What is Resistance To Change?
John Spacey, updated on March 22, 2021
Resistance to change is a lack of employee support for a strategy that ranges from low engagement to active attempts to derail a program, project or initiative. It is generally considered to be a common organizational behavior that has several root causes:
1. LeadershipIn many cases, resistance to change is strongest when leadership fails to engage employees in decision making processes or to communicate the business urgency behind a strategy. Ideally, leaders are able to build a sense of excitement and urgency for change that reduces resistance.
2. Status QuoThere is a general tendency for people to embrace the way that things have been in the past and fear change.
3. PoliticsChange may be resisted for political reasons such as power struggles within an organization.
4. Job SecurityOne of the primary motivations for resisting change is the fear that it threatens an employee's future employment opportunities. Organizations can reduce such fears by offering training and career planning that offers a clear path to the career opportunities driven by change.
5. Organizational ConfidenceEmployees that have witnessed failed attempts at change or frequent strategy changes that seem to lead to nowhere may be skeptical of change.
Change ResistanceThis is the complete list of articles we have written about change resistance.
If you enjoyed this page, please consider bookmarking Simplicable.
A comparison of two phases of change. The common types of resistance to change.
An overview of organizational change fatigue.
The definition of status quo with examples.An overview of change management with examples.
A list of common business changes.
An overview of change risk with a list of examples.
A list of steps for change management.
The first principles of change.An overview of the change planning process with examples.
A list of common change impacts.
An overview of agents of change with a list of examples.An overview of impact analysis with examples.
A comparison of emergent and planned change.A list of common project risks. A list of common project risks. A list of common project stakeholders.

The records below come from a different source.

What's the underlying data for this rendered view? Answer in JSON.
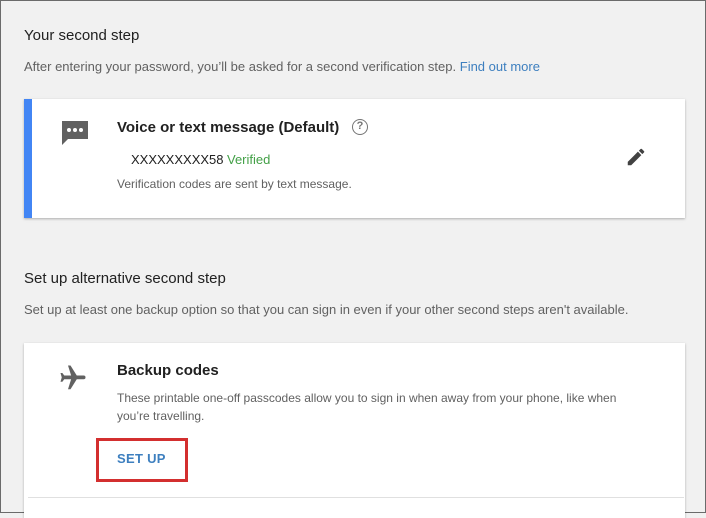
{
  "second_step": {
    "heading": "Your second step",
    "description": "After entering your password, you’ll be asked for a second verification step.",
    "link": "Find out more"
  },
  "voice_card": {
    "icon": "message-icon",
    "title": "Voice or text message (Default)",
    "help_glyph": "?",
    "phone": "XXXXXXXXX58",
    "status": "Verified",
    "note": "Verification codes are sent by text message.",
    "edit_icon": "pencil-icon",
    "accent_color": "#4285f4",
    "status_color": "#43a047"
  },
  "alternative": {
    "heading": "Set up alternative second step",
    "description": "Set up at least one backup option so that you can sign in even if your other second steps aren't available."
  },
  "backup_card": {
    "icon": "airplane-icon",
    "title": "Backup codes",
    "description_line1": "These printable one-off passcodes allow you to sign in when away from your phone, like when",
    "description_line2": "you’re travelling.",
    "action": "SET UP",
    "highlight_color": "#d32f2f"
  }
}
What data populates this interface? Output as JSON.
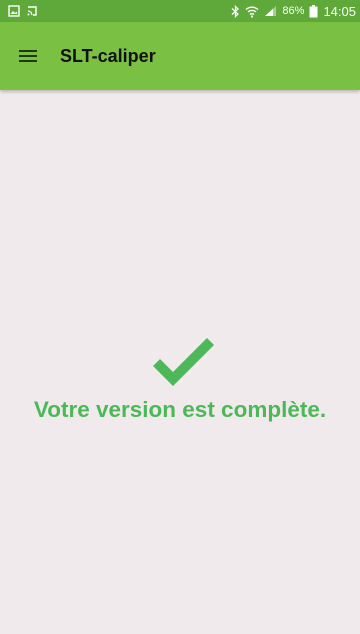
{
  "status_bar": {
    "battery_percent": "86%",
    "time": "14:05",
    "icons": [
      "gallery-notification-icon",
      "cast-notification-icon",
      "bluetooth-icon",
      "wifi-icon",
      "signal-icon",
      "battery-icon"
    ]
  },
  "app_bar": {
    "title": "SLT-caliper",
    "menu_icon": "hamburger-menu-icon"
  },
  "content": {
    "icon": "check-icon",
    "message": "Votre version est complète."
  },
  "colors": {
    "status_bar": "#5fa83a",
    "app_bar": "#7ac143",
    "background": "#f1eaec",
    "accent": "#4cb858"
  }
}
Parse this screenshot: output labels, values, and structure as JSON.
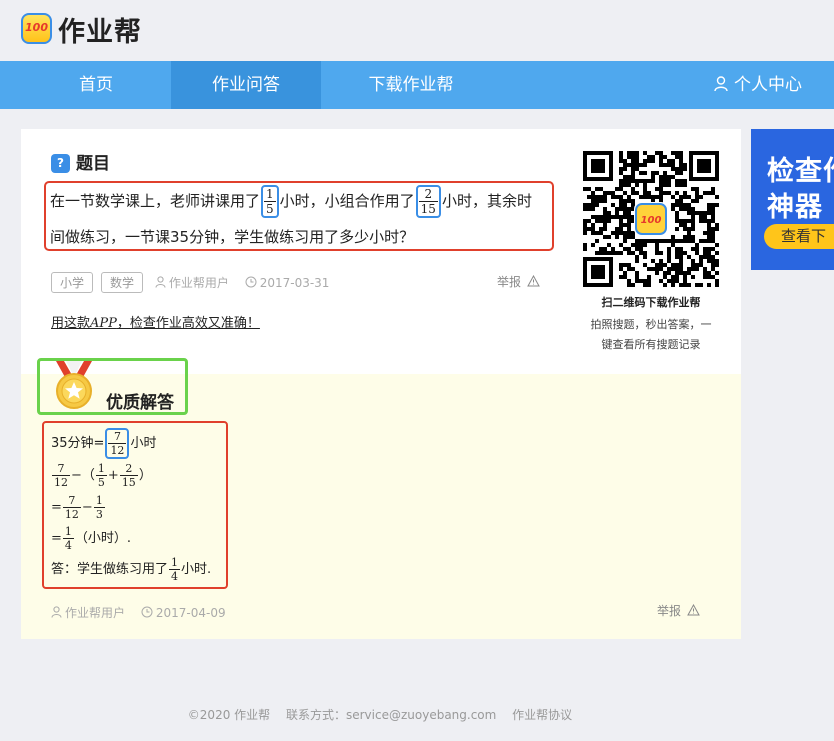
{
  "header": {
    "logo_badge": "100",
    "logo_text": "作业帮"
  },
  "nav": {
    "items": [
      "首页",
      "作业问答",
      "下载作业帮"
    ],
    "active": "作业问答",
    "user_center": "个人中心"
  },
  "question": {
    "section_title": "题目",
    "section_icon": "question-mark-icon",
    "line1_a": "在一节数学课上，老师讲课用了",
    "frac1": {
      "num": "1",
      "den": "5"
    },
    "line1_b": "小时，小组合作用了",
    "frac2": {
      "num": "2",
      "den": "15"
    },
    "line1_c": "小时，其余时",
    "line2": "间做练习，一节课35分钟，学生做练习用了多少小时？",
    "tags": [
      "小学",
      "数学"
    ],
    "user": "作业帮用户",
    "date": "2017-03-31",
    "report": "举报",
    "promo_a": "用这款",
    "promo_app": "APP",
    "promo_b": "，检查作业高效又准确！"
  },
  "qr": {
    "caption_title": "扫二维码下载作业帮",
    "caption_line1": "拍照搜题，秒出答案，一",
    "caption_line2": "键查看所有搜题记录"
  },
  "answer": {
    "section_title": "优质解答",
    "section_icon": "medal-icon",
    "l1_a": "35分钟=",
    "l1_frac": {
      "num": "7",
      "den": "12"
    },
    "l1_b": "小时",
    "l2_frac_a": {
      "num": "7",
      "den": "12"
    },
    "l2_minus": "−（",
    "l2_frac_b": {
      "num": "1",
      "den": "5"
    },
    "l2_plus": "+",
    "l2_frac_c": {
      "num": "2",
      "den": "15"
    },
    "l2_close": "）",
    "l3_eq": "=",
    "l3_frac_a": {
      "num": "7",
      "den": "12"
    },
    "l3_minus": "−",
    "l3_frac_b": {
      "num": "1",
      "den": "3"
    },
    "l4_eq": "=",
    "l4_frac": {
      "num": "1",
      "den": "4"
    },
    "l4_unit": "（小时）.",
    "l5_a": "答：学生做练习用了",
    "l5_frac": {
      "num": "1",
      "den": "4"
    },
    "l5_b": "小时.",
    "user": "作业帮用户",
    "date": "2017-04-09",
    "report": "举报"
  },
  "ad": {
    "line1": "检查作",
    "line2": "神器",
    "button": "查看下"
  },
  "footer": {
    "copyright": "©2020 作业帮",
    "contact": "联系方式：service@zuoyebang.com",
    "agreement": "作业帮协议"
  },
  "colors": {
    "nav_bg": "#4fa8ee",
    "nav_active": "#3993dd",
    "highlight_red": "#e0402c",
    "highlight_blue": "#3a8ee6",
    "highlight_green": "#6ad24b",
    "answer_bg": "#fefde8",
    "ad_bg": "#2a66e0"
  }
}
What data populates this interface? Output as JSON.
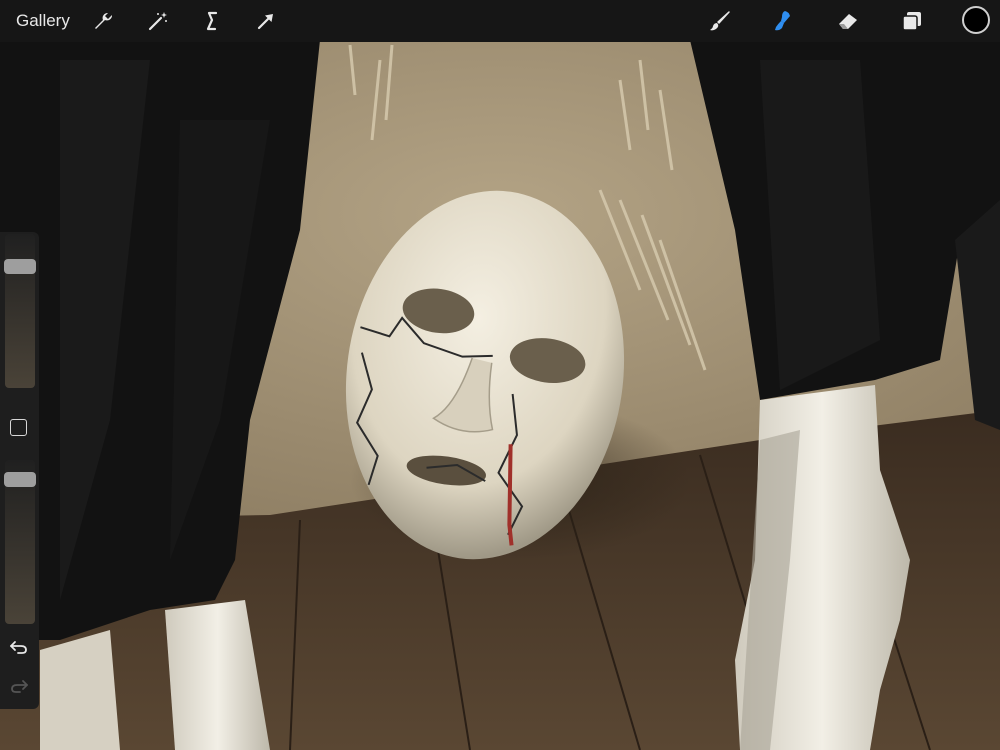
{
  "toolbar": {
    "gallery_label": "Gallery",
    "left_tools": [
      "wrench-icon",
      "magic-wand-icon",
      "selection-icon",
      "transform-arrow-icon"
    ],
    "right_tools": [
      "brush-icon",
      "smudge-icon",
      "eraser-icon",
      "layers-icon"
    ],
    "active_tool": "smudge",
    "accent_color": "#2f8ef0",
    "current_color": "#000000"
  },
  "sidebar": {
    "brush_size_level": 0.82,
    "opacity_level": 0.92,
    "controls": [
      "modify-button",
      "undo-icon",
      "redo-icon"
    ]
  },
  "canvas": {
    "colors": {
      "wall": "#a8977b",
      "floor": "#4a3a2a",
      "fabric": "#141414",
      "mask": "#ede6d4",
      "blood": "#a0302a"
    }
  }
}
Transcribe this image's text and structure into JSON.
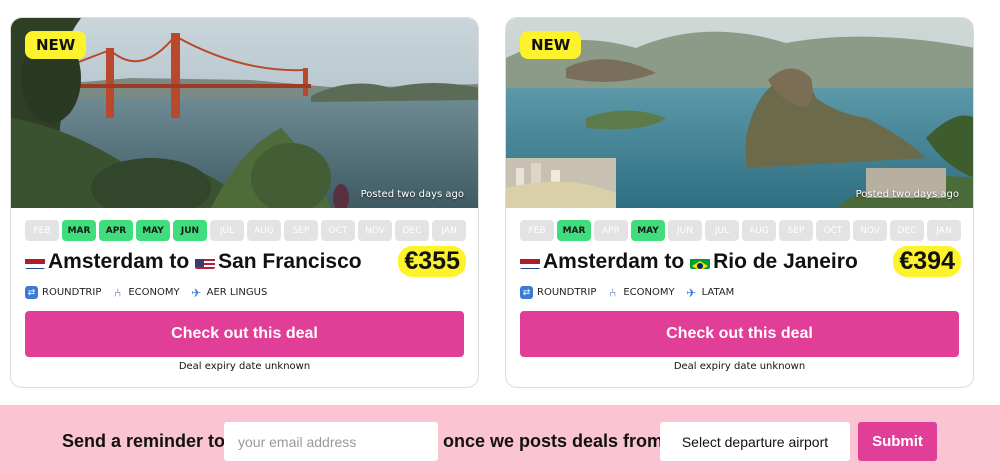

A list of common business risks.
The difference between a risk and an issue.The five things that can be done about risk.
The definition of secondary risk with examples.
A guide to creating a risk register with an example.
A definition of risk perception with examples.The common types of implementation.
A reasonably complete guide to project risk management.
TrendingThe most popular articles on Simplicable in the past day. Recent posts or updates on Simplicable. Site Map